To get from Delhi to Ahmedabad we took an overnight train, the Rajdhani, which departs New Delhi Railway Station at 7:55 PM and arrives at Ahmedabad Junction at 9:35 AM.  As those of you familiar with Indian trains may be aware, the Rajdhani is the fanciest big category of overnight trains, and the timeliness and maintenance of the cars is kept to a fairly high standard.  Meals are also included in the slightly premium fares.  In order to be well-rested for work on Monday, I flew back, on an Indigo flight departing Ahmedabad at 7:50 PM and arriving in Delhi at 9:20 PM.  In Ahmedabad we stayed at the Hotel Volga, which cost around 1000 rupees.  Those looking for fancier digs should consider the House of MG, a heritage property located in an old mansion, that is upward of $100 or so and also in a prime downtown location.  Memorable meals included Agashiye, the Gujarati thali restaurant on the roof of the House of MG, and Gopi Dining Hall, a more affordable restaurant that also did a very good Gujarati thali.

Agashiy Menu at the House of MG restaurant, Ahmedabad, Gujarat, India

Gujarati thali at House of MG

We spent our first day seeing the major historical sites of the town.  Our first stop was the “shaking minarets” of Sidi Bashir Mosque, which is just south of the railway station (a 5-10 minute walk).  The mosque is not impressive in size, but it is quite old (built 1452) and represents an unusual style of mosque.  Then, before we even checked into our hotel, we went to the Dada Hari Vav, an amazing stepwell not too far from the railway station.  This is a pretty astonishing example of a Gujarati stepwell, though I understand that there are a few that are even more amazing in the state.  We also saw a second stepwell nearby–while the walk was interesting, the well itself was nowhere near the Dada Hari.

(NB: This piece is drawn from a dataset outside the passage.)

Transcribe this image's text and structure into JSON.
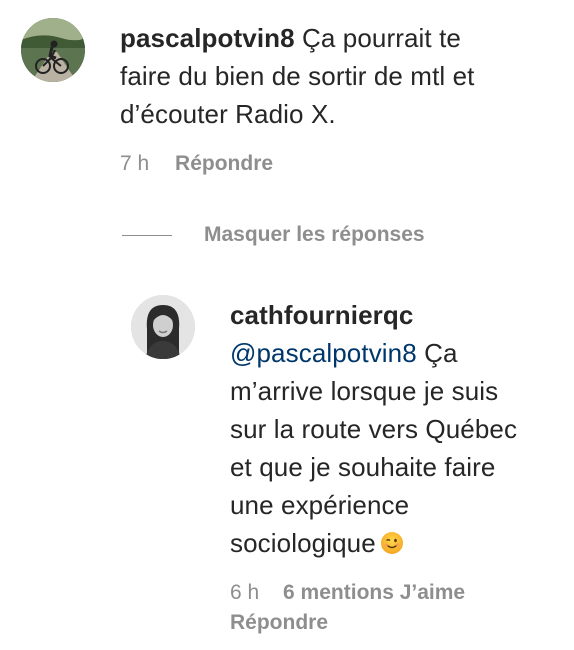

Hari-ni Vav step well in Ahmedabad, India

After checking into our hotel, we walked from the Sidi Sayid Mosque to the Friday Mosque, which takes in much of the historical core of the city.  Sidi Sayid’s Mosque, known in town simply as “jali” for its famous jail windows, and located just across the street from House of MG and also near the Hotel Volga.  A walk from there toward the Friday Mosque takes you through the most colorful parts of the city, which also happens to be a largely Muslim area.  We strongly recommend seeing this area during both the day and the night, as nighttime brings a different atmosphere, especially around the market areas.  Near the central Teen Darwaja is the Bahdra Fort, which is somewhat ruined but the roof of which provides interesting exploration for a good half hour.

Jama Masjid or Friday Mosque, Ahmedabad, Gujarat, India

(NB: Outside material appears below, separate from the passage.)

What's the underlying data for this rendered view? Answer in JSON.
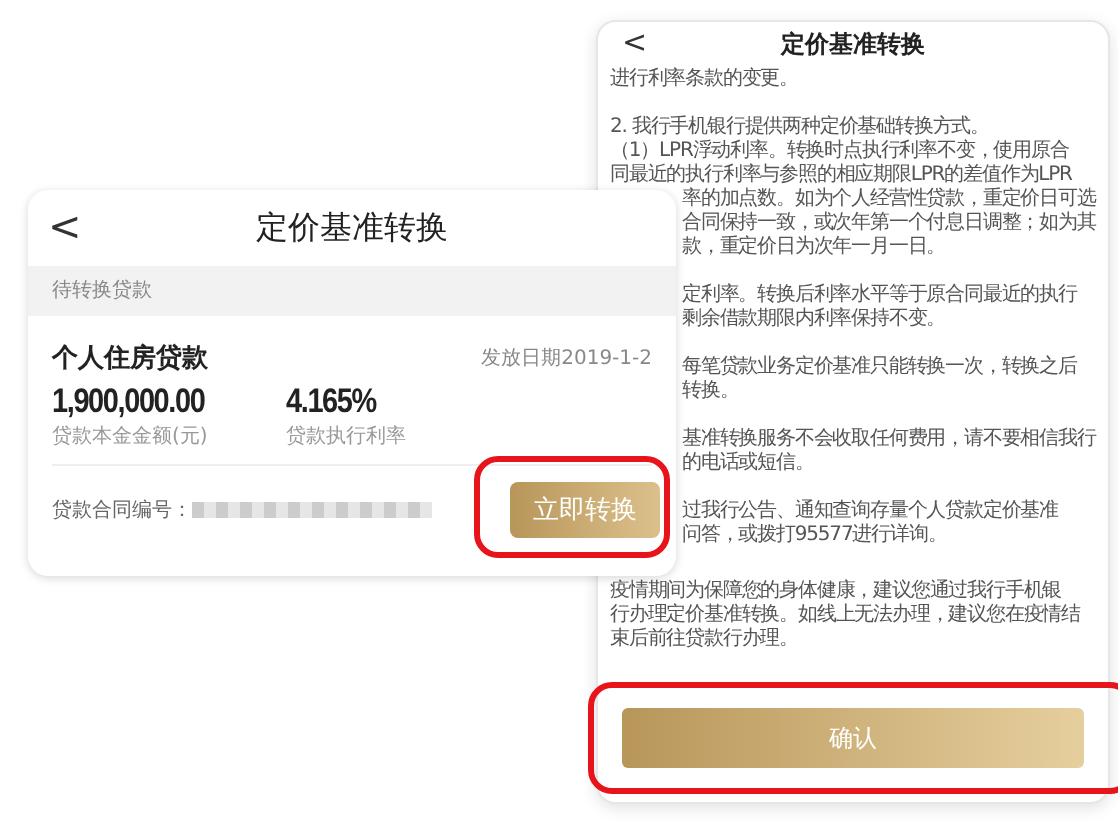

Jama Masjid

The Friday Mosque, dating from 1423, is easily one of the most beautiful in India, and interestingly different from the red Mughal creations further north (though the carved pillars are similar to the also reused Jain pillars at the Qutb Minar).  The area just south of the mosque is an interesting market area.  For a quirky and interesting view of the mosque, take the (scary/decrepit) cast iron spiral staircase in the back of the fruit market up to the roof.

On the second day, following the recommendation of our friend, we took the government walking tour, starting from the Swaminarayan Temple.  We recommend the tour, which takes you not through the city’s major sites (which we covered on the first day), but through the city’s fascinating “pols,” or neighborhoods.  The House of MG also organizes walking tours, which I imagine are good.


After spending part of the afternoon revisiting some of the sites from the previous day, I taxied to the airport for my flight, while Derek stayed behind to take kite festival pictures.